Loveland Innovations launches deep learning engine built specifically for UAS-based inspections


A company called Loveland Innovations has announced the launch of the beta version of IMGING Detect, a “deep learning engine built specifically for drone-based inspections.”

Deep learning is an “advanced approach to artificial intelligence (A.I.) that allows IMGING to “learn” as it gathers more data,” Loveland explains, which makes IMGING “more sophisticated and accurate each time it’s used.”

Loveland says that this capability has “vast implications” for a variety of applications such as, but not limited to, damage detection and object and materials detection. Loveland adds that IMGING’s proprietary damage detection algorithms are the “most advanced currently available” to the UAS-based roof, building and property inspection space.

“We’re excited about damage detection, but we’re more excited about deep learning. The framework we’ve built completely steamrolls anything else currently available,” says Jim Loveland, CEO and Founder of Loveland Innovations.

“Our team has spent the last two years designing and building the most powerful deep learning system in the property inspection space. This release isn’t just about faster inspections and more accurate estimates, it’s about re-thinking the industry’s entire approach to inspections and estimating. Deep learning is dead center in that vision.”

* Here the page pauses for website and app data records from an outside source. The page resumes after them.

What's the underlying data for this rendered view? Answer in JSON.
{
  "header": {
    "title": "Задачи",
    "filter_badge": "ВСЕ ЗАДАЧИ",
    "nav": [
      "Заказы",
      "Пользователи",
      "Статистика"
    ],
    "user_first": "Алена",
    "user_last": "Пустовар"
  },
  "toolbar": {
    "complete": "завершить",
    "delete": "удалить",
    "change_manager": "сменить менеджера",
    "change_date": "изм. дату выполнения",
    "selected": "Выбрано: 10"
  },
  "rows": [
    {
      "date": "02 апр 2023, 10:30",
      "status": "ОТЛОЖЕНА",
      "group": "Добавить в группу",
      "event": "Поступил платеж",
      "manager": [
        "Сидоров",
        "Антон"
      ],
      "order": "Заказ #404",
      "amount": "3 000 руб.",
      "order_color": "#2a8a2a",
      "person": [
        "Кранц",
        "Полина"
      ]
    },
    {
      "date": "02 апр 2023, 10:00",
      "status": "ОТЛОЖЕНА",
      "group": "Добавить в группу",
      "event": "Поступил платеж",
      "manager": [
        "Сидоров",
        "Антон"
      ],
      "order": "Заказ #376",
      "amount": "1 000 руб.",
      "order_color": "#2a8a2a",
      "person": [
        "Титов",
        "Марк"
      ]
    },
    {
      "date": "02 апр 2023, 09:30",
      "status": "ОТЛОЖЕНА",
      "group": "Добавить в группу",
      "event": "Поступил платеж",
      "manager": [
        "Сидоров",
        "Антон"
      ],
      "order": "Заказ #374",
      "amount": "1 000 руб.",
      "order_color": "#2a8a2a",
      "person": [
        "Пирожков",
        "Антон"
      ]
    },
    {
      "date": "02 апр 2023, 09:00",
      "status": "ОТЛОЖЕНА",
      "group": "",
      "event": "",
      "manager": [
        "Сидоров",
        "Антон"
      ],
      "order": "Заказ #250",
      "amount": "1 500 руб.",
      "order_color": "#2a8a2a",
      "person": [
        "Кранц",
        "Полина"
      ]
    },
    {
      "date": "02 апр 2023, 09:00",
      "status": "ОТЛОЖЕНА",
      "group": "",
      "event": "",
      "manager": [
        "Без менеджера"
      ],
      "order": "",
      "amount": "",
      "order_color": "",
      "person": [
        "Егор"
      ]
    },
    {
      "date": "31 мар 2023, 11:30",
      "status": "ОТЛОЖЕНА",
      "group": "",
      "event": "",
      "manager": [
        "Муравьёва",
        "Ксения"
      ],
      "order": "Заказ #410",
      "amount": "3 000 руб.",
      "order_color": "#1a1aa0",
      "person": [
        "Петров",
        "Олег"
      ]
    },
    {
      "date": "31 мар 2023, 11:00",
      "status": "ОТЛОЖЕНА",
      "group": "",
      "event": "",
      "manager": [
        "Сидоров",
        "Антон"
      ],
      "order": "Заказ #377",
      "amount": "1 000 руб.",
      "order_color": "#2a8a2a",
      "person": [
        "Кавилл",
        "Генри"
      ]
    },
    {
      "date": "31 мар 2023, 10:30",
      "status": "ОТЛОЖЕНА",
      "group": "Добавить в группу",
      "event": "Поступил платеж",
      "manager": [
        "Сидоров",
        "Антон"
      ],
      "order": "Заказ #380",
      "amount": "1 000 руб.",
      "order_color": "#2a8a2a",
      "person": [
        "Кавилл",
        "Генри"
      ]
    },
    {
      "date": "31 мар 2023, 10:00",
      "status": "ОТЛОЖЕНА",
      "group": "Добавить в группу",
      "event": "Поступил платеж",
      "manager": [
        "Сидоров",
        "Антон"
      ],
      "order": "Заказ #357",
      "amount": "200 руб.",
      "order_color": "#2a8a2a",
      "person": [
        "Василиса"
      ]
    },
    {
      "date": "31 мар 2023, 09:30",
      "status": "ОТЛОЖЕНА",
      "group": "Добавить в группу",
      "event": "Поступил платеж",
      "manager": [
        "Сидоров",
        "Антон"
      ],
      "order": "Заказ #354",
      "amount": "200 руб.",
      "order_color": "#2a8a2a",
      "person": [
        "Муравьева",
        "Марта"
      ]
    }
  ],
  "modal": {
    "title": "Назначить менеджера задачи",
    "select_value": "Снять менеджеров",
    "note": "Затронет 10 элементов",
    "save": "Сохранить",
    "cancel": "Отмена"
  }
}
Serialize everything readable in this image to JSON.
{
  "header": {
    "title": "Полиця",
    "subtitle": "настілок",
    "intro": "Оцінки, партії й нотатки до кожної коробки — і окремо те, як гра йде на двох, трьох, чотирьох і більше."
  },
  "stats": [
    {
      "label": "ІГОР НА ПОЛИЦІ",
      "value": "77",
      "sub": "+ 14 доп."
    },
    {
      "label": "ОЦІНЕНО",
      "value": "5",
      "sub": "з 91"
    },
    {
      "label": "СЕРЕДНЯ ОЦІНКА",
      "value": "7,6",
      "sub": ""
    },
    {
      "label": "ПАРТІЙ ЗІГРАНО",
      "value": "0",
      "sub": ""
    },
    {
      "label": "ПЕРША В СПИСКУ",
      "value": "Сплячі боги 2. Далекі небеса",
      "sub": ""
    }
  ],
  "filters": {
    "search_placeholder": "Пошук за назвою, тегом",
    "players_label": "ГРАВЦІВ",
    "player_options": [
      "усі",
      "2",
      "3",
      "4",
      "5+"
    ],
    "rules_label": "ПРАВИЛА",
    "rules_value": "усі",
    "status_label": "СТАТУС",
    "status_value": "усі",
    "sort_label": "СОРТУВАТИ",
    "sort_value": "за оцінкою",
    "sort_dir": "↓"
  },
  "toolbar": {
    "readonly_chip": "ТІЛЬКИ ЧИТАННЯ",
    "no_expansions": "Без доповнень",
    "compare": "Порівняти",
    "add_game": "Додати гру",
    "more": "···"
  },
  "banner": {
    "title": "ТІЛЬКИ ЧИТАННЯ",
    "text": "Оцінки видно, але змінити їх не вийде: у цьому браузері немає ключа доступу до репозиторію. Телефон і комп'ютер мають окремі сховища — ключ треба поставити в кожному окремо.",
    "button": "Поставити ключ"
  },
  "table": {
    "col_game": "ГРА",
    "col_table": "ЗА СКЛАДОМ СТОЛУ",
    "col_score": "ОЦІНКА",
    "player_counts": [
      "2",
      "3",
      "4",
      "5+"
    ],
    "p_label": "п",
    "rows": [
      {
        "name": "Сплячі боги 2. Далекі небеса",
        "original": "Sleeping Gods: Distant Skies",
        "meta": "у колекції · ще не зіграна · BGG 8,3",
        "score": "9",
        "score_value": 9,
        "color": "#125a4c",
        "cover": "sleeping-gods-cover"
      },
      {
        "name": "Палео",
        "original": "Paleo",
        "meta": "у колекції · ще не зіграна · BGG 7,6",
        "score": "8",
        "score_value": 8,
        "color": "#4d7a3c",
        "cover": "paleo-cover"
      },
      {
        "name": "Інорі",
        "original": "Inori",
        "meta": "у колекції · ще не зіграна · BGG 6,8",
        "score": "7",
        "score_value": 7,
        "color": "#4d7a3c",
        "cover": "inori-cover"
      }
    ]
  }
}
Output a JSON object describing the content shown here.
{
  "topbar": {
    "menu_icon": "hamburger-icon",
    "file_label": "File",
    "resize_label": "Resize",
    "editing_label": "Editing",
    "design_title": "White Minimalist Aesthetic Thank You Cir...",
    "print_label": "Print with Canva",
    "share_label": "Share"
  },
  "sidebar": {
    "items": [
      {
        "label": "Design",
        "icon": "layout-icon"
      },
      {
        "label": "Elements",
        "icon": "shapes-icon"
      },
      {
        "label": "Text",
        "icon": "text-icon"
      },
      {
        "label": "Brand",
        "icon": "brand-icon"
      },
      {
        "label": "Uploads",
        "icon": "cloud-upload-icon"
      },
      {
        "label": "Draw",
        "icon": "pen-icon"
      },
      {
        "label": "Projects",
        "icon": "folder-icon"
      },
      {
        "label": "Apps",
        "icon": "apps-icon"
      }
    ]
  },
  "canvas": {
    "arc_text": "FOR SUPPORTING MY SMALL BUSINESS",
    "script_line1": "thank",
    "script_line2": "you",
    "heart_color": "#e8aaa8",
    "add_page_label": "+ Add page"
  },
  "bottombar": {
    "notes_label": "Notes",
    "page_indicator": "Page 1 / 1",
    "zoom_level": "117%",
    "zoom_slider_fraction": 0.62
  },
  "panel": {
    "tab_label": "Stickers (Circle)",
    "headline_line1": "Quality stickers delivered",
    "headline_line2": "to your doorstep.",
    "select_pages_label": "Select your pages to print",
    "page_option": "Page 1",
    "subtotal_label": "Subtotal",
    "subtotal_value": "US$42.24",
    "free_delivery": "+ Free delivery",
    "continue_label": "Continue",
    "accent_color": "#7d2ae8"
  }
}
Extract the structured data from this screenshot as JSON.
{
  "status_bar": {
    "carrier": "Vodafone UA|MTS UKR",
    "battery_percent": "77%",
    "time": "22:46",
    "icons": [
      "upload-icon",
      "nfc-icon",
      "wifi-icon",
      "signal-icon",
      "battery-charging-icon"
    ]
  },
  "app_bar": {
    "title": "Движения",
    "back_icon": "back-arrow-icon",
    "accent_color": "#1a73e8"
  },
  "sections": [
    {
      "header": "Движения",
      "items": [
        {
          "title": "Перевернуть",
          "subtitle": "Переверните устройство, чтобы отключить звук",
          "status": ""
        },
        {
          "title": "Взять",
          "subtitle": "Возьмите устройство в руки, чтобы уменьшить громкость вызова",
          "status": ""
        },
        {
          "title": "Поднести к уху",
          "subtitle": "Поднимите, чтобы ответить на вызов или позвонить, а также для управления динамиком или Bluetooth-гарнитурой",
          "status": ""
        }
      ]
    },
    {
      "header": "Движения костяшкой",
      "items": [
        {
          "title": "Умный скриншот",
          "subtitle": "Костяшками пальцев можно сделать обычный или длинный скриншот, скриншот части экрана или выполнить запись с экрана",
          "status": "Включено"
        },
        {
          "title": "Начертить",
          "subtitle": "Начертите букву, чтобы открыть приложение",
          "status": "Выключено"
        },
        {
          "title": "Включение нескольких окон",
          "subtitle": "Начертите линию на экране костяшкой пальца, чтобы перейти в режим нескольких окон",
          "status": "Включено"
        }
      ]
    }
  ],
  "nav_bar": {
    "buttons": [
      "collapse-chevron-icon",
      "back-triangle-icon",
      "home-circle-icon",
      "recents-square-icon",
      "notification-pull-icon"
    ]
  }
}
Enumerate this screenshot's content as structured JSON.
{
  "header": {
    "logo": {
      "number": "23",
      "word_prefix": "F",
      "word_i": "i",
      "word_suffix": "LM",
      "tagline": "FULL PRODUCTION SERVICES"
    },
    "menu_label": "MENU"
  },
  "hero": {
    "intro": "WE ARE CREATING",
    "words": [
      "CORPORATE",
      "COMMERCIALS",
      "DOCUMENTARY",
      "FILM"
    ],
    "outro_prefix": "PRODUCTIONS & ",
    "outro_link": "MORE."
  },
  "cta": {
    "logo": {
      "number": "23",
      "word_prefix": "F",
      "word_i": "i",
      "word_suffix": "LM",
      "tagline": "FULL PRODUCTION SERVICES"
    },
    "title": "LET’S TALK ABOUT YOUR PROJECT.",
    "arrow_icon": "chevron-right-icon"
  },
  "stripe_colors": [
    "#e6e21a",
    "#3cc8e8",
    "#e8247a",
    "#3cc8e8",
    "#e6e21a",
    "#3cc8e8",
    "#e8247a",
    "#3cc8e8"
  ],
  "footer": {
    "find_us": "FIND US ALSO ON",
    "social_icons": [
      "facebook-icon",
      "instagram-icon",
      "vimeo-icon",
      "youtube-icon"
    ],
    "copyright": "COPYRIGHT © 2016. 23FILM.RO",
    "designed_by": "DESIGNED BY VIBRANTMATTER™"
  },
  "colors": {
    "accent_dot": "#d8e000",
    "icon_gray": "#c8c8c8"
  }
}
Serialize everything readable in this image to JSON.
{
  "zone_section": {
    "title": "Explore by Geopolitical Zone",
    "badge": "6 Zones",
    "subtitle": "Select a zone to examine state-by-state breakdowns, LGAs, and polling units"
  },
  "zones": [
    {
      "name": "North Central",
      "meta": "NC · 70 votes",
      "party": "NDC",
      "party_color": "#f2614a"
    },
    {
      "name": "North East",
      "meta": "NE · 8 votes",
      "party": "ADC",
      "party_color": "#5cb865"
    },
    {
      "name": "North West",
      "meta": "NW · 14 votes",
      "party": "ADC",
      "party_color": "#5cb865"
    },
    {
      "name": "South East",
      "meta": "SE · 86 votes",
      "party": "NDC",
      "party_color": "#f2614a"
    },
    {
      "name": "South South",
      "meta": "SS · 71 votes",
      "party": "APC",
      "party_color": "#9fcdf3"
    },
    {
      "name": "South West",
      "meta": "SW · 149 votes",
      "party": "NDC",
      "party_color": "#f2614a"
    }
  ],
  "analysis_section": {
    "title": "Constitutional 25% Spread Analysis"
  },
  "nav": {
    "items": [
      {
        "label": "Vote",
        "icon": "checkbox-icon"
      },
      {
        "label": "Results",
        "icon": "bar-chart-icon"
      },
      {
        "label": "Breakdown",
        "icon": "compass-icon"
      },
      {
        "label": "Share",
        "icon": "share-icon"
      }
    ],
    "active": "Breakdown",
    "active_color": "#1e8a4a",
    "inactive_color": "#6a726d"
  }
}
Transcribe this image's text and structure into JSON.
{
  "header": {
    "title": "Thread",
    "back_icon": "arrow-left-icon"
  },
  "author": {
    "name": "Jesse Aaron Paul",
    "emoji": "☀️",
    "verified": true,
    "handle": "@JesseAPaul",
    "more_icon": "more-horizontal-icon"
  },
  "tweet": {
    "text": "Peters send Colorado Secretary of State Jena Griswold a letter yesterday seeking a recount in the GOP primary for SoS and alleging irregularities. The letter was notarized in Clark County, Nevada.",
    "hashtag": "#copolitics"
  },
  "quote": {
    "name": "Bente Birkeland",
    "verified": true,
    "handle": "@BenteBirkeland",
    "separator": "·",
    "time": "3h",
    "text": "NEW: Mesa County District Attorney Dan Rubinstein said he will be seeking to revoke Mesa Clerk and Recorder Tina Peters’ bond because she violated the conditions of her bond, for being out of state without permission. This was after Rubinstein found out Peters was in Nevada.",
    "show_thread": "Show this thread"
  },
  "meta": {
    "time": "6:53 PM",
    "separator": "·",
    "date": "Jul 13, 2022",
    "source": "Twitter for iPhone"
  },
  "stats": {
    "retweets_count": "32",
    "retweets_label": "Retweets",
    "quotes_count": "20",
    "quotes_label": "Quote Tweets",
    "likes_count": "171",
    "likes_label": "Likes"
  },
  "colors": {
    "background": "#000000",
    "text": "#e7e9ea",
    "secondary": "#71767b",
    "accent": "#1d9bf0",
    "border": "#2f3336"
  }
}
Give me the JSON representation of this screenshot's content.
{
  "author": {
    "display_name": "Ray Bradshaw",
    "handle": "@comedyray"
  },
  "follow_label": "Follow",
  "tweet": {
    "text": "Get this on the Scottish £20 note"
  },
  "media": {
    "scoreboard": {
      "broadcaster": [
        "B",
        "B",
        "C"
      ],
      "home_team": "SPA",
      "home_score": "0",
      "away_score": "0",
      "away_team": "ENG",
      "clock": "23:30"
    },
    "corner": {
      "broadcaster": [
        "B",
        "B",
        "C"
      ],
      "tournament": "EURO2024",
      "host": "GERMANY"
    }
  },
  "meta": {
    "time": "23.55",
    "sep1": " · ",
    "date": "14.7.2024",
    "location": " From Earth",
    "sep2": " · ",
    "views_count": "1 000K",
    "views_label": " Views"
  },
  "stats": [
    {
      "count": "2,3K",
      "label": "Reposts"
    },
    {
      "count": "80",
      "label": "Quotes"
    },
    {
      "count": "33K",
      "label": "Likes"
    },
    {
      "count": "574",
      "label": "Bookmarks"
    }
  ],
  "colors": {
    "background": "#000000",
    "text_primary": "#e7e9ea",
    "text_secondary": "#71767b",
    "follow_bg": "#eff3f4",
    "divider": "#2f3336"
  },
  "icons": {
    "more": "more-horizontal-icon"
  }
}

According to Loveland, IMGING users will be able to inspect a roof or property with an automated UAS, automatically find damage and materials, and create detailed estimates using one tool, all without ever stepping foot on a roof, thanks to the new deep learning framework.

Loveland says that currently, IMGING Detect makes estimating much easier by automatically highlighting areas of damage on inspection images. The initial build can recognize a variety of things, including wind-blown shingles and hail hits, including fringe hail, on composition rooftops.

​For Leif Larson, CTO of Loveland Innovations, this technology is a huge milestone in itself, but he notes that “it’s just the first of many uses Loveland Innovations has planned for deep learning in IMGING.”

“The deep learning framework used in IMGING Detect is foundational technology we’ve built to provide a visionary toolset to anyone who does inspections,” Larson says.

“We’ll give IMGING the ability to find multiple kinds of damage, to analyze property risks, determine materials, detect objects, and make the process of building and property inspections much more streamlined. There’s really no limit to what this technology can do, and we’ll continue rolling out new features fast.”